__What the exercise asks__
Could you restate the entries below word for word and leave out the pictures?

__Supplied entries__
BEGIN
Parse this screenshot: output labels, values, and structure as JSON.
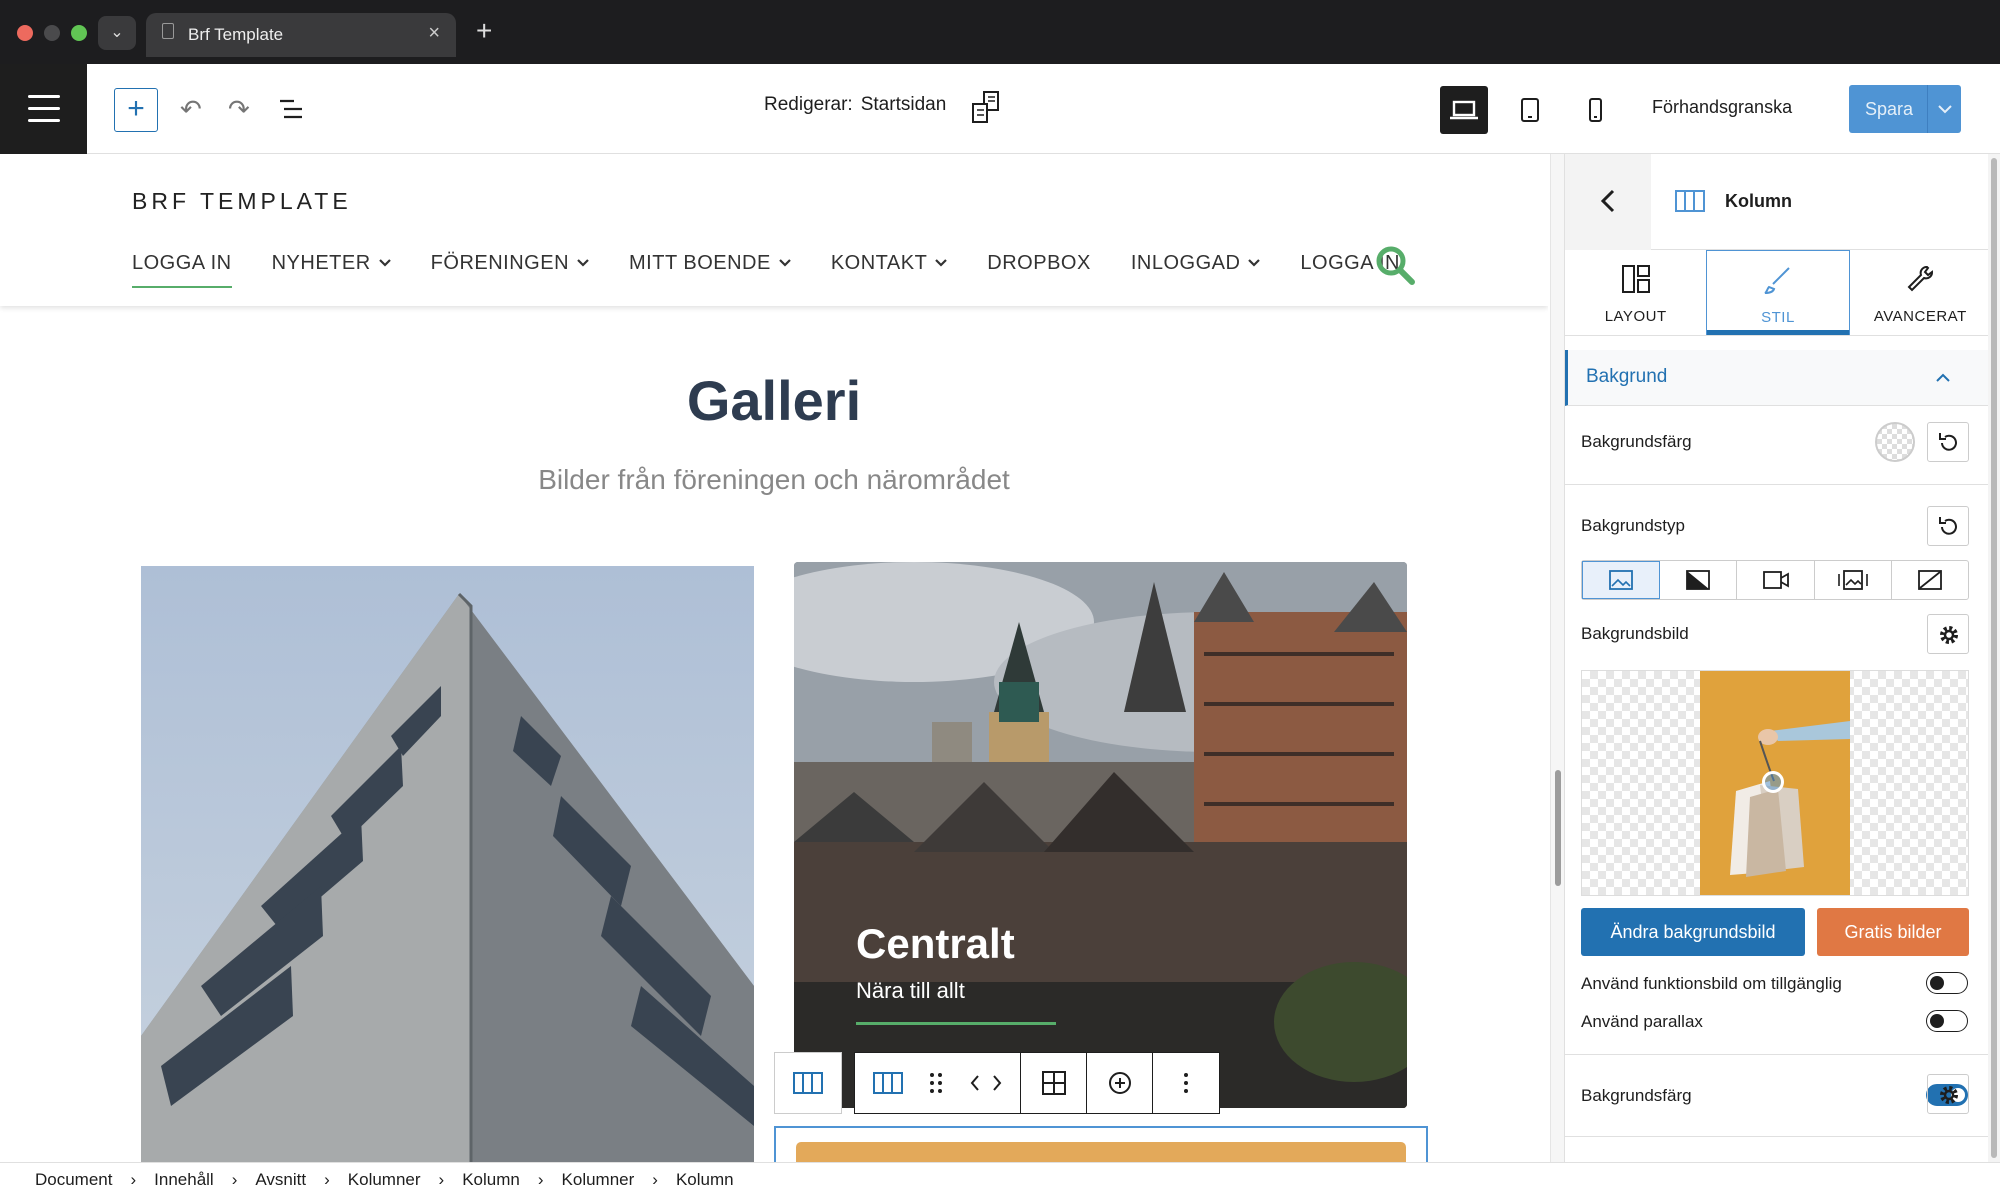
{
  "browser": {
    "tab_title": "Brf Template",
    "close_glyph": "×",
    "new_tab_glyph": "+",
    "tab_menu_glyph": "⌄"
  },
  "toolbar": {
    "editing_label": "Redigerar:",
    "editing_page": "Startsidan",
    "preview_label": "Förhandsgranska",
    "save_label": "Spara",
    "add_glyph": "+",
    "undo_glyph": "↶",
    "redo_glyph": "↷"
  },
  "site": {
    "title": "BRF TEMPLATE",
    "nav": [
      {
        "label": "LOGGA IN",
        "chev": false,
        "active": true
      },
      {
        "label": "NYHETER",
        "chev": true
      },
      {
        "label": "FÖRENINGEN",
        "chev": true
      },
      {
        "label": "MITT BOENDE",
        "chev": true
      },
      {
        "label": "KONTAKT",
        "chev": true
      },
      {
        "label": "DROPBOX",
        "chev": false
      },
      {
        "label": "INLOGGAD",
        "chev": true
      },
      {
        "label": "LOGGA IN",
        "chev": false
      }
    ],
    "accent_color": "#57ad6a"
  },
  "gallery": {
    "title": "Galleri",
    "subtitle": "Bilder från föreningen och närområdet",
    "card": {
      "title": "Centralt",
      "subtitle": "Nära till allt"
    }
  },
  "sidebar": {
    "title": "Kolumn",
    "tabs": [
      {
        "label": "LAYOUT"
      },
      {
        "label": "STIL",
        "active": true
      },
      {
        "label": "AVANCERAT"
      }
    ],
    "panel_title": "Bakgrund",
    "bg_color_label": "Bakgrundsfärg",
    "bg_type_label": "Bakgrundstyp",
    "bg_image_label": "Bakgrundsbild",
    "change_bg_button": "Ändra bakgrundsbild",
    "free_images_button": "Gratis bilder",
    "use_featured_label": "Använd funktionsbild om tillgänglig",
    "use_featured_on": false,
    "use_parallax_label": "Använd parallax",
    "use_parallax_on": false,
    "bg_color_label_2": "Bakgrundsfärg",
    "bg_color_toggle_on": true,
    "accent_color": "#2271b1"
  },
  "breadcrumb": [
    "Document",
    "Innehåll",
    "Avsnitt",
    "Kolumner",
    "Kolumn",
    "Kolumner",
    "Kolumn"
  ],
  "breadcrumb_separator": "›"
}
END
__Response to the task__
Parse this screenshot: output labels, values, and structure as JSON.
{
  "browser": {
    "tab_title": "Brf Template",
    "close_glyph": "×",
    "new_tab_glyph": "+",
    "tab_menu_glyph": "⌄"
  },
  "toolbar": {
    "editing_label": "Redigerar:",
    "editing_page": "Startsidan",
    "preview_label": "Förhandsgranska",
    "save_label": "Spara",
    "add_glyph": "+",
    "undo_glyph": "↶",
    "redo_glyph": "↷"
  },
  "site": {
    "title": "BRF TEMPLATE",
    "nav": [
      {
        "label": "LOGGA IN",
        "chev": false,
        "active": true
      },
      {
        "label": "NYHETER",
        "chev": true
      },
      {
        "label": "FÖRENINGEN",
        "chev": true
      },
      {
        "label": "MITT BOENDE",
        "chev": true
      },
      {
        "label": "KONTAKT",
        "chev": true
      },
      {
        "label": "DROPBOX",
        "chev": false
      },
      {
        "label": "INLOGGAD",
        "chev": true
      },
      {
        "label": "LOGGA IN",
        "chev": false
      }
    ],
    "accent_color": "#57ad6a"
  },
  "gallery": {
    "title": "Galleri",
    "subtitle": "Bilder från föreningen och närområdet",
    "card": {
      "title": "Centralt",
      "subtitle": "Nära till allt"
    }
  },
  "sidebar": {
    "title": "Kolumn",
    "tabs": [
      {
        "label": "LAYOUT"
      },
      {
        "label": "STIL",
        "active": true
      },
      {
        "label": "AVANCERAT"
      }
    ],
    "panel_title": "Bakgrund",
    "bg_color_label": "Bakgrundsfärg",
    "bg_type_label": "Bakgrundstyp",
    "bg_image_label": "Bakgrundsbild",
    "change_bg_button": "Ändra bakgrundsbild",
    "free_images_button": "Gratis bilder",
    "use_featured_label": "Använd funktionsbild om tillgänglig",
    "use_featured_on": false,
    "use_parallax_label": "Använd parallax",
    "use_parallax_on": false,
    "bg_color_label_2": "Bakgrundsfärg",
    "bg_color_toggle_on": true,
    "accent_color": "#2271b1"
  },
  "breadcrumb": [
    "Document",
    "Innehåll",
    "Avsnitt",
    "Kolumner",
    "Kolumn",
    "Kolumner",
    "Kolumn"
  ],
  "breadcrumb_separator": "›"
}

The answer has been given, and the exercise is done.